Although I mentally brace myself for the potential complicated discussion, I am always more interested in hearing what the other’s questions and reactions will be —
“So, you make blue eyed babies?”
“You tell people to get their breasts removed!?!”
“My friend was told her baby had Down Syndrome and he is now in a gifted child program.”
As I once read, “All patients have genes!” Since we are all potential patients, bringing up the topic of genetic counseling with acquaintances, family, or even fellow subway riders can really keep you on your toes.
At my last birthday party in a lower east side (NYC) location, I was told by a stranger who knew my profession:
“My cousin has ectodermal dysplasia”
Heavy stuff. Especially at 2am with Biggy playing in the background.
It is not unusual for others to inquire about one’s profession. But, the difference is that genetic counseling conjures up difficult topics for people – underlying most of the questions are ethical and moral considerations related to the definition of what it means to be human.
Are those typical party topics? No, but it does not mean they should be avoided.
In fact, they should really be encouraged.
So, how do we GCs respond? This conjures up 2 main questions for me:
1. Do we wear our professional genetic counselor hat at all times with a non-directive counselor role, limiting the exposure of possible biases and preferences? Or, do we share some of our opinions based in our experiences and knowledge? Perhaps these are not mutually exclusive, but striking the balance might very well be an art.
Over time and with exposure, every genetic counselor develops strong opinions, cases for which she/he has strong feelings. See below –
The cancer patient who has >66% chance for a BRCA mutation who declines both treatment and genetic testing.
The patient who continues a pregnancy affected with Trisomy 18.
The patient who terminates a pregnancy affected with Trisomy 18.
2. What is genetic counseling anyways?! I am sure we all have our media clip definition to share with our inquisitive social audiences, but sometimes I find myself wanting to gear my answer towards a particular person’s age, gender, background, etc. This inevitably leads to complicated discussions. There is certainly a spectrum of definitions regarding what genetic counseling is from the more thorough to the most simple (first hit in google). This is part of what this blog is about.
Genetics is a field plagued (and fortunate) to have no clear answers due to the mix of science, culture, religion, ethics, disease, stigma, psychology, family dynamics and relationships, guilt…
How to encapsulate all that in cocktail conversation without being a party stopper while still being true to my emotions and profession sometimes eludes me…

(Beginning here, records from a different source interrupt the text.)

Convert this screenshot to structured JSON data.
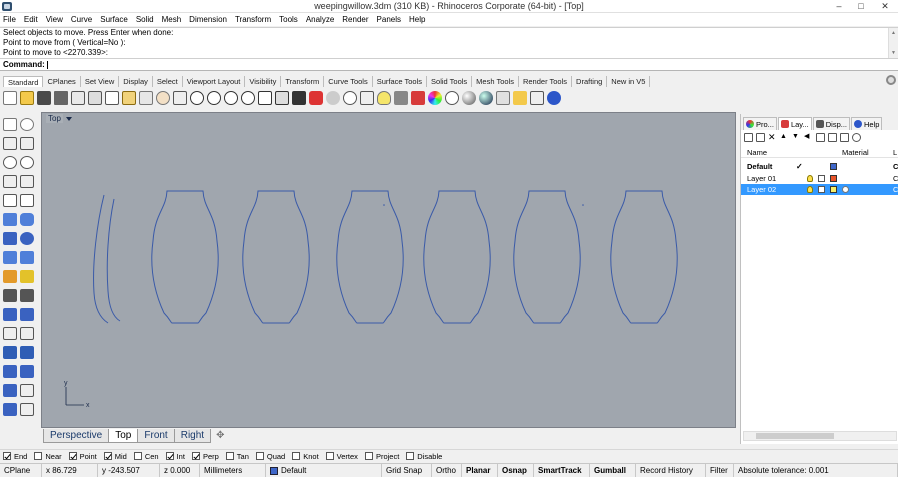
{
  "window": {
    "title": "weepingwillow.3dm (310 KB) - Rhinoceros Corporate (64-bit) - [Top]",
    "close_label": "✕",
    "minimize_label": "–",
    "maximize_label": "□"
  },
  "menu": [
    "File",
    "Edit",
    "View",
    "Curve",
    "Surface",
    "Solid",
    "Mesh",
    "Dimension",
    "Transform",
    "Tools",
    "Analyze",
    "Render",
    "Panels",
    "Help"
  ],
  "command_history": [
    "Select objects to move. Press Enter when done:",
    "Point to move from ( Vertical=No ):",
    "Point to move to <2270.339>:"
  ],
  "command_prompt": "Command:",
  "toolbar_tabs": [
    "Standard",
    "CPlanes",
    "Set View",
    "Display",
    "Select",
    "Viewport Layout",
    "Visibility",
    "Transform",
    "Curve Tools",
    "Surface Tools",
    "Solid Tools",
    "Mesh Tools",
    "Render Tools",
    "Drafting",
    "New in V5"
  ],
  "active_toolbar_tab": "Standard",
  "viewport": {
    "label": "Top",
    "axis_y": "y",
    "axis_x": "x",
    "background_color": "#a0a6ae",
    "curve_color": "#3a5aa8"
  },
  "viewport_tabs": [
    "Perspective",
    "Top",
    "Front",
    "Right"
  ],
  "active_viewport_tab": "Top",
  "viewport_add_label": "✥",
  "panel": {
    "tabs": [
      "Pro...",
      "Lay...",
      "Disp...",
      "Help"
    ],
    "active_tab": "Lay...",
    "columns": {
      "name": "Name",
      "material": "Material",
      "extra": "L"
    },
    "layers": [
      {
        "name": "Default",
        "current_mark": "✓",
        "color": "#3f67c9",
        "extra": "C",
        "bold": true,
        "selected": false
      },
      {
        "name": "Layer 01",
        "current_mark": "",
        "color": "#e8542a",
        "extra": "C",
        "bold": false,
        "selected": false
      },
      {
        "name": "Layer 02",
        "current_mark": "",
        "color": "#f6ef6a",
        "extra": "C",
        "bold": false,
        "selected": true
      }
    ]
  },
  "osnap": [
    {
      "label": "End",
      "checked": true
    },
    {
      "label": "Near",
      "checked": false
    },
    {
      "label": "Point",
      "checked": true
    },
    {
      "label": "Mid",
      "checked": true
    },
    {
      "label": "Cen",
      "checked": false
    },
    {
      "label": "Int",
      "checked": true
    },
    {
      "label": "Perp",
      "checked": true
    },
    {
      "label": "Tan",
      "checked": false
    },
    {
      "label": "Quad",
      "checked": false
    },
    {
      "label": "Knot",
      "checked": false
    },
    {
      "label": "Vertex",
      "checked": false
    },
    {
      "label": "Project",
      "checked": false
    },
    {
      "label": "Disable",
      "checked": false
    }
  ],
  "status": {
    "cplane": "CPlane",
    "x": "x 86.729",
    "y": "y -243.507",
    "z": "z 0.000",
    "units": "Millimeters",
    "layer": "Default",
    "layer_color": "#3f67c9",
    "grid_snap": "Grid Snap",
    "ortho": "Ortho",
    "planar": "Planar",
    "osnap": "Osnap",
    "smarttrack": "SmartTrack",
    "gumball": "Gumball",
    "record_history": "Record History",
    "filter": "Filter",
    "tolerance": "Absolute tolerance: 0.001"
  }
}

I am cognizant that I sure don’t know what an ‘associate assistant of regional internal marketing and financial affairs’ [insert any business position here] does. Although I doubt such a professional feels as much angst and pressure to perform when asked,”So, what do you do?
Please share your thoughts regarding why engaging in discussion regarding our profession can be challenging. I also encourage everyone to share their humorous and/difficult social genetics stories (with respect for privacy of course).